Faced with an increasingly desperate economic situation, Fidel Castro is making cooing noises in the direction of the Bush administration, but the wooing is complicated by tales of Cuban espionage against the United States and even Cuban links with terrorism.
Cuban Foreign Minister Felipe Perez Roque told reporters at the United Nations earlier this month that Cuba is ready for normal relations. That, of course, would mean lifting the US trade embargo, which has existed for some 40 years and which the Cubans would dearly like to see end. Mr. Perez Roque opined that American public opinion favors lifting the ban, but that hard-line Cuban exiles in Miami have held US policy hostage.
Castro is also hoping to leverage a US multimillion dollar humanitarian aid deal with Cuba, which would bring food and medicine to the island after a devastating hurricane, into further easing of the embargo.
The hurricane is but one recent blow to the Cuban economy. Tourism to the island, a critical source of foreign exchange, has dropped sharply since the terrorist attacks of Sept. 11. The economic slump in the US has cut back remittances to Cuba from exiles in Miami. And the abrupt closing of Russia's electronic listening station in the Cuban town of Lourdes will, to Castro's intense irritation, close off another substantial foreign subsidy in the form of rent.
Cuba had been hoping to extend the lease and boost the rental on the Lourdes operation, but was confronted by an abrupt notice of cancellation just before Russian President Vladimir Putin met with President Bush at the Oct. 19 Shanghai economic summit. Some intelligence experts suggest that the US, concerned about Cuba's espionage capabilities, leaned on the Russians to close down the listening post in the wake of the Sept. 11 terrorist attack.
Another intriguing coincidence is the arrest of Ana Belen Montes, an alleged Cuban mole holding a senior position in the Defense Intelligence Agency, only 10 days after the New York and Pentagon attacks. The DIA, based at Bolling Air Force Base outside Washington, produces military intelligence in support of US planning and operations.
Ms. Montes had apparently been under surveillance by FBI agents for some time, but was quickly picked up after placing a series of calls to Cuban intelligence officers from public phone booths in the Washington area in the days succeeding the Sept. 11 attacks.
She is being held for providing sensitive classified information to Cuba, and it is not known whether she is telling all, or being tight-lipped, in the days preceding trial. A quiet, 44-year-old Puerto Rican-born American citizen, she had been the DIA's top analyst on Cuba, with access to top-secret material she is now accused of having compromised. This included access to documents from intelligence agencies other than the DIA, not only related to Cuba, and conceivably involving US antiterrorist tactics. The concern of the intelligence community is that the information she might have passed on to Havana might in turn have been transmitted to such Castro allies as Iraq, Iran, Syria, or Libya.

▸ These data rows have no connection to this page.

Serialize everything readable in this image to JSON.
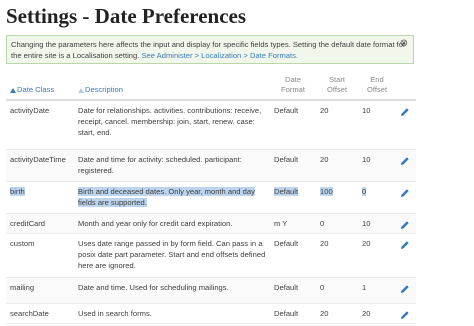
{
  "page": {
    "title": "Settings - Date Preferences"
  },
  "help": {
    "text": "Changing the parameters here affects the input and display for specific fields types. Setting the default date format for the entire site is a Localisation setting.",
    "link_text": "See Administer > Localization > Date Formats.",
    "close_label": "⊗"
  },
  "table": {
    "columns": {
      "date_class": "Date Class",
      "description": "Description",
      "date_format": "Date Format",
      "start_offset": "Start Offset",
      "end_offset": "End Offset"
    },
    "rows": [
      {
        "date_class": "activityDate",
        "description": "Date for relationships. activities. contributions: receive, receipt, cancel. membership: join, start, renew. case: start, end.",
        "date_format": "Default",
        "start_offset": "20",
        "end_offset": "10"
      },
      {
        "date_class": "activityDateTime",
        "description": "Date and time for activity: scheduled. participant: registered.",
        "date_format": "Default",
        "start_offset": "20",
        "end_offset": "10"
      },
      {
        "date_class": "birth",
        "description": "Birth and deceased dates. Only year, month and day fields are supported.",
        "date_format": "Default",
        "start_offset": "100",
        "end_offset": "0"
      },
      {
        "date_class": "creditCard",
        "description": "Month and year only for credit card expiration.",
        "date_format": "m Y",
        "start_offset": "0",
        "end_offset": "10"
      },
      {
        "date_class": "custom",
        "description": "Uses date range passed in by form field. Can pass in a posix date part parameter. Start and end offsets defined here are ignored.",
        "date_format": "Default",
        "start_offset": "20",
        "end_offset": "20"
      },
      {
        "date_class": "mailing",
        "description": "Date and time. Used for scheduling mailings.",
        "date_format": "Default",
        "start_offset": "0",
        "end_offset": "1"
      },
      {
        "date_class": "searchDate",
        "description": "Used in search forms.",
        "date_format": "Default",
        "start_offset": "20",
        "end_offset": "20"
      }
    ]
  },
  "colors": {
    "link": "#3b7bbd",
    "help_background": "#f1f8eb",
    "help_border": "#b9d8a6",
    "selection_highlight": "#bcd4ee"
  },
  "icons": {
    "sort_indicator": "sort-up-triangle-icon",
    "edit": "pencil-icon",
    "close": "close-circle-icon"
  }
}
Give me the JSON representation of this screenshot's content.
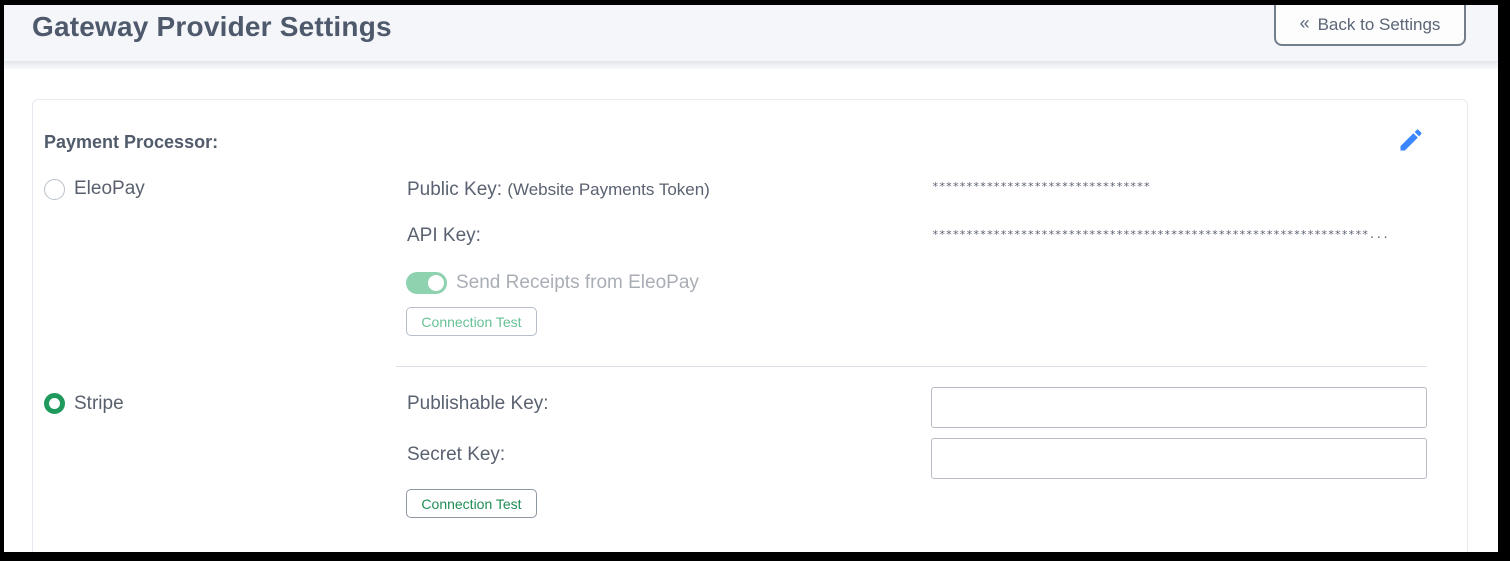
{
  "header": {
    "title": "Gateway Provider Settings",
    "back_label": "Back to Settings",
    "back_icon": "double-chevron-left-icon"
  },
  "card": {
    "section_label": "Payment Processor:",
    "edit_icon": "pencil-icon",
    "edit_icon_color": "#3a86ff"
  },
  "eleopay": {
    "name": "EleoPay",
    "selected": false,
    "public_key_label": "Public Key:",
    "public_key_sublabel": "(Website Payments Token)",
    "public_key_value": "********************************",
    "api_key_label": "API Key:",
    "api_key_value": "****************************************************************...",
    "receipts_toggle_label": "Send Receipts from EleoPay",
    "receipts_toggle_on": true,
    "connection_test_label": "Connection Test"
  },
  "stripe": {
    "name": "Stripe",
    "selected": true,
    "publishable_key_label": "Publishable Key:",
    "publishable_key_value": "",
    "secret_key_label": "Secret Key:",
    "secret_key_value": "",
    "connection_test_label": "Connection Test"
  },
  "colors": {
    "accent_green": "#1f9a5c",
    "toggle_on": "#8fd2b0",
    "title_text": "#4e5a6c"
  }
}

Montes is one of a number of people arrested for spying for Cuba in recent years.
Most were connected with the so-called "Wasp" network in Florida, assigned to infiltrate US military installations and Cuban exile groups. Five of them were convicted in June of spying for Cuba, and Castro lauded them for their "heroic behavior in the belly of the monster." Two more pleaded guilty in September. Four fled the US.
Castro's sympathy for such regimes as that of Iraq and Libya, and for the goals of various terrorist organizations, is what has caused the US State Department to list Cuba as one of seven countries sponsoring terrorism. In spring, Castro toured Libya, Syria, and Iran, and was quoted as telling Iranian university students: "Iran and Cuba, in cooperation with each other, can bring America to its knees. The US regime is very weak, and we are witnessing the weakness from close up."
Cuba has provided sanctuary for terrorist organizations such as the Irish IRA, the Colombian FARC, and the Spanish ETA. It has also operated training camps for other terrorists and mercenaries.
Some Cuba watchers claim Cuba has dabbled in production of biological weapons at a bioengineering and genetic facility under Castro's direction.
Such behavior casts a cloud over the prospect of US-Cuban rapprochement at a time when the US has little time for those who indulge terrorists.
John Hughes is a former editor of the Monitor, and editor and chief operating officer of the Deseret News.